Task → Filter the listing and keep only the lines with the word "Manuel".
** Opening Record set block **
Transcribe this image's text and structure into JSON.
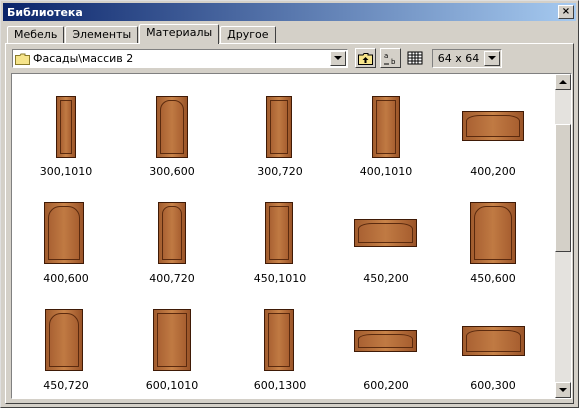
{
  "window": {
    "title": "Библиотека",
    "close_label": "×"
  },
  "tabs": [
    {
      "label": "Мебель"
    },
    {
      "label": "Элементы"
    },
    {
      "label": "Материалы",
      "active": true
    },
    {
      "label": "Другое"
    }
  ],
  "path": {
    "value": "Фасады\\массив 2"
  },
  "size": {
    "value": "64 x 64"
  },
  "icons": {
    "folder": "folder-icon",
    "up": "folder-up-icon",
    "sort": "sort-icon",
    "view": "grid-view-icon",
    "dropdown": "chevron-down-icon",
    "scroll_up": "arrow-up-icon",
    "scroll_down": "arrow-down-icon"
  },
  "items": [
    {
      "label": "300,1010"
    },
    {
      "label": "300,600"
    },
    {
      "label": "300,720"
    },
    {
      "label": "400,1010"
    },
    {
      "label": "400,200"
    },
    {
      "label": "400,600"
    },
    {
      "label": "400,720"
    },
    {
      "label": "450,1010"
    },
    {
      "label": "450,200"
    },
    {
      "label": "450,600"
    },
    {
      "label": "450,720"
    },
    {
      "label": "600,1010"
    },
    {
      "label": "600,1300"
    },
    {
      "label": "600,200"
    },
    {
      "label": "600,300"
    }
  ]
}
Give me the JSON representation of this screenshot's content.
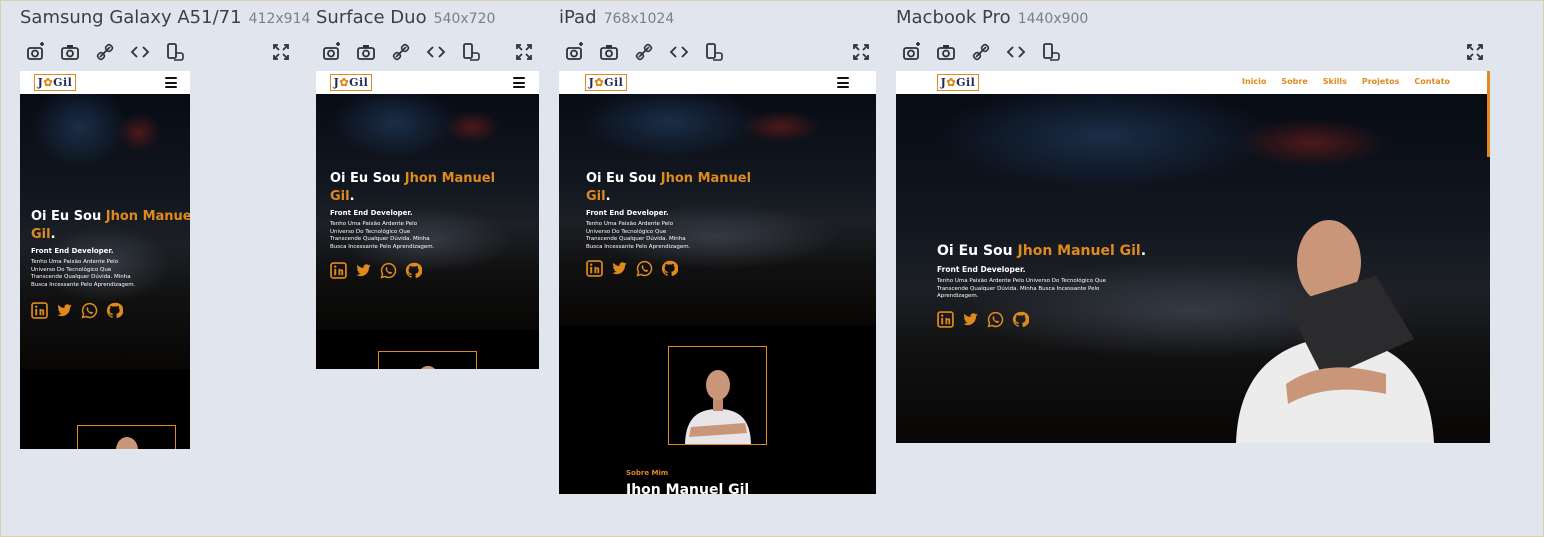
{
  "toolbar_icons": [
    "screenshot-settings-icon",
    "camera-icon",
    "link-icon",
    "code-icon",
    "rotate-icon",
    "fullscreen-icon"
  ],
  "accent_color": "#e08a1e",
  "devices": [
    {
      "name": "Samsung Galaxy A51/71",
      "size": "412x914"
    },
    {
      "name": "Surface Duo",
      "size": "540x720"
    },
    {
      "name": "iPad",
      "size": "768x1024"
    },
    {
      "name": "Macbook Pro",
      "size": "1440x900"
    }
  ],
  "site": {
    "logo": {
      "left": "J",
      "mid": "✿",
      "right": "Gil"
    },
    "nav": [
      "Inicio",
      "Sobre",
      "Skills",
      "Projetos",
      "Contato"
    ],
    "hero": {
      "greeting": "Oi Eu Sou ",
      "name": "Jhon Manuel Gil",
      "name_part1": "Jhon Manuel",
      "name_part2": "Gil",
      "period": ".",
      "role": "Front End Developer.",
      "desc_mobile_1": "Tenho Uma Paixão Ardente Pelo",
      "desc_mobile_2": "Universo Do Tecnológico Que",
      "desc_mobile_3": "Transcende Qualquer Dúvida. Minha",
      "desc_mobile_4": "Busca Incessante Pelo Aprendizagem.",
      "desc_desktop_1": "Tenho Uma Paixão Ardente Pelo Universo Do Tecnológico Que",
      "desc_desktop_2": "Transcende Qualquer Dúvida. Minha Busca Incessante Pelo",
      "desc_desktop_3": "Aprendizagem."
    },
    "socials": [
      "linkedin-icon",
      "twitter-icon",
      "whatsapp-icon",
      "github-icon"
    ],
    "about": {
      "tag": "Sobre Mim",
      "name": "Jhon Manuel Gil"
    }
  }
}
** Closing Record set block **
Response box →
      "name": "Jhon Manuel Gil",
      "name_part1": "Jhon Manuel",
      "name": "Jhon Manuel Gil"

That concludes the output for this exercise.